Your house is a liability
Since the lesson still hasn't sunk in for many Americans, I'll repeat here: Your house is not an asset. It's a liability. Very simply, an asset is something that puts money in your pocket. A liability is something that takes money out of your pocket. The reason people are confused and think that a home is an asset is because from the 1970's through the early 2000's they were able to pull money out of their house in the form of loans, like a real estate ATM.
As The New York Times article states: "The wealth generated by housing in those decades, particularly on the coasts, did more than assure the owners a comfortable retirement. It powered the economy, paying for the education of children and grandchildren, keeping the cruise ships and golf courses full and the restaurants humming."
The problem is that wealth wasn't generated. Only debt. People didn't sell their homes to pay for things like college educations and vacations; they borrowed against them. In the process they bought into the illusion that they were tapping an asset when in reality they were growing a liability by taking on more and more bad debt.
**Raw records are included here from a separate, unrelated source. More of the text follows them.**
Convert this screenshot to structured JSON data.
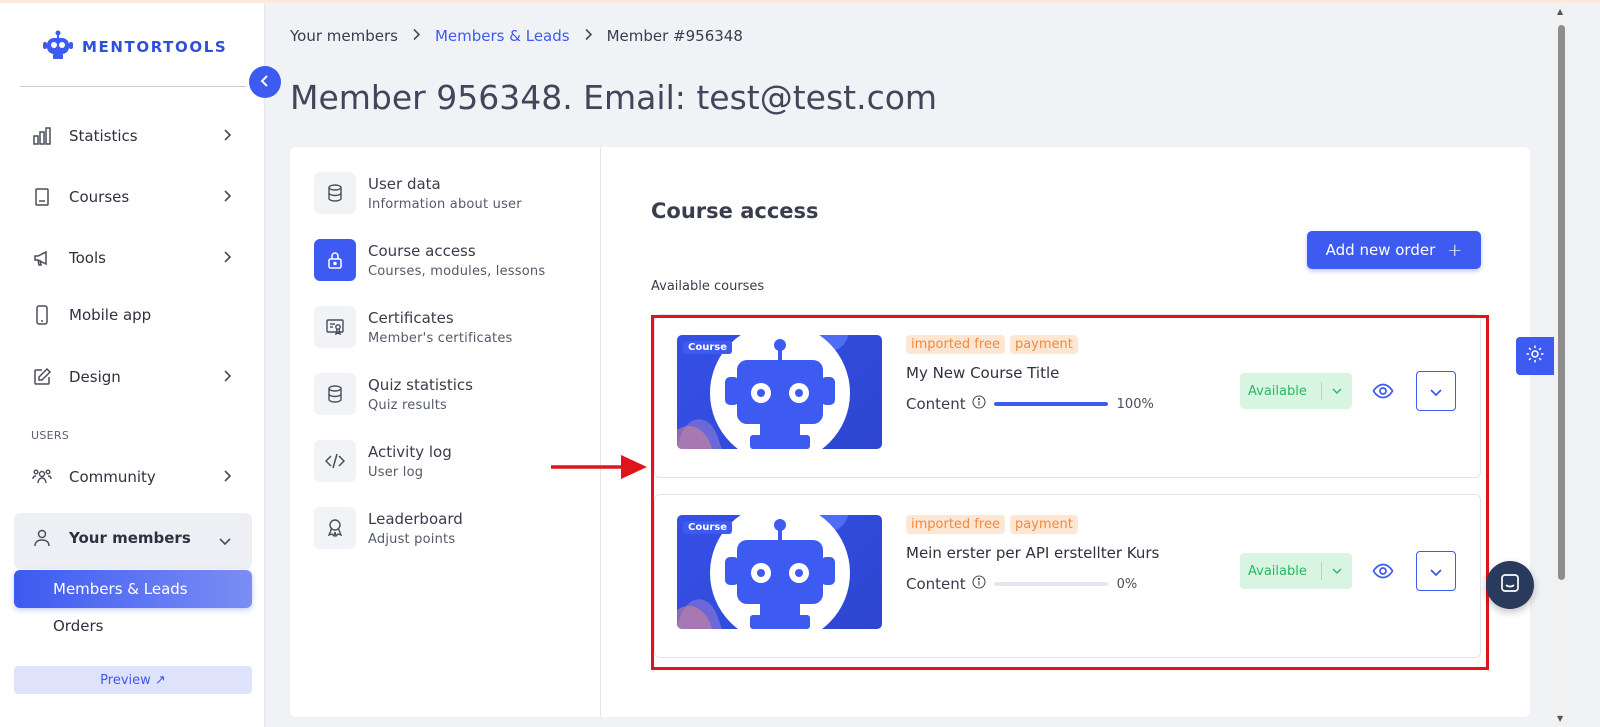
{
  "app": {
    "logo_text": "MENTORTOOLS",
    "brand_color": "#3d5af1"
  },
  "sidebar": {
    "items": [
      {
        "label": "Statistics",
        "icon": "bar-chart-icon"
      },
      {
        "label": "Courses",
        "icon": "book-icon"
      },
      {
        "label": "Tools",
        "icon": "megaphone-icon"
      },
      {
        "label": "Mobile app",
        "icon": "phone-icon"
      },
      {
        "label": "Design",
        "icon": "pencil-icon"
      }
    ],
    "section_users": "USERS",
    "community": "Community",
    "your_members": "Your members",
    "members_leads": "Members & Leads",
    "orders": "Orders",
    "preview": "Preview ↗"
  },
  "breadcrumb": {
    "items": [
      "Your members",
      "Members & Leads",
      "Member #956348"
    ]
  },
  "page_title": "Member 956348. Email: test@test.com",
  "tabs": [
    {
      "title": "User data",
      "subtitle": "Information about user",
      "icon": "database-icon"
    },
    {
      "title": "Course access",
      "subtitle": "Courses, modules, lessons",
      "icon": "lock-icon"
    },
    {
      "title": "Certificates",
      "subtitle": "Member's certificates",
      "icon": "certificate-icon"
    },
    {
      "title": "Quiz statistics",
      "subtitle": "Quiz results",
      "icon": "database-icon"
    },
    {
      "title": "Activity log",
      "subtitle": "User log",
      "icon": "code-icon"
    },
    {
      "title": "Leaderboard",
      "subtitle": "Adjust points",
      "icon": "award-icon"
    }
  ],
  "course_access": {
    "title": "Course access",
    "add_order": "Add new order",
    "available_label": "Available courses",
    "courses": [
      {
        "badge": "Course",
        "tags": [
          "imported free",
          "payment"
        ],
        "name": "My New Course Title",
        "content_label": "Content",
        "progress": 100,
        "progress_text": "100%",
        "status": "Available"
      },
      {
        "badge": "Course",
        "tags": [
          "imported free",
          "payment"
        ],
        "name": "Mein erster per API erstellter Kurs",
        "content_label": "Content",
        "progress": 0,
        "progress_text": "0%",
        "status": "Available"
      }
    ]
  },
  "colors": {
    "tag_bg": "#fde6d4",
    "tag_text": "#f08a3e",
    "status_bg": "#d8f5e1",
    "status_text": "#28b862",
    "annotation": "#e0141b"
  }
}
It's amazing to me that people still think their house will gain value given the true statistics about the housing market. The reality is that the housing market will take decades to regain value—and may fall in value in the short term—and most gains will only be keeping up with inflation. Buying a home and counting on it to be your retirement is financial ignorance and recklessness at its worst.
How a house can be an asset
Despite the fact that housing prices may never actually recover in real terms, I'm buying. This may sound contradictory, but it's not. As you may have guessed, I'm buying investment properties that cash flow.
To me it only matters if a little property appreciates in price. I care only whether it provides cash flow every month. And while investing for cash flow won't provide the home-run returns that speculators saw in the early 2000's, it's the only sure way to build wealth and assure a secure retirement in terms of real estate investing.
For many, the fact that housing prices might drop again is a bad thing. For me it is exciting. It means that more deals will be out there for great properties that bring in money every month in the form of rent. As I've said before, we're experiencing the greatest wealth transfer in history. If you're smart with your money, wise in your looking for deals, and ready to make a move, you can find great investments at bargain prices.
The key is to make your money on the buy, not the sell. What I mean by that is that by doing proper due diligence you can find deals that will provide substantial cash flow for years to come. By doing so you don't have to worry about the price of your asset. If it goes up, that's a bonus. If it doesn't, you still have a great property that puts money in your pocket every month.
Your house is not an asset. But a house can be an asset—if it cash flows.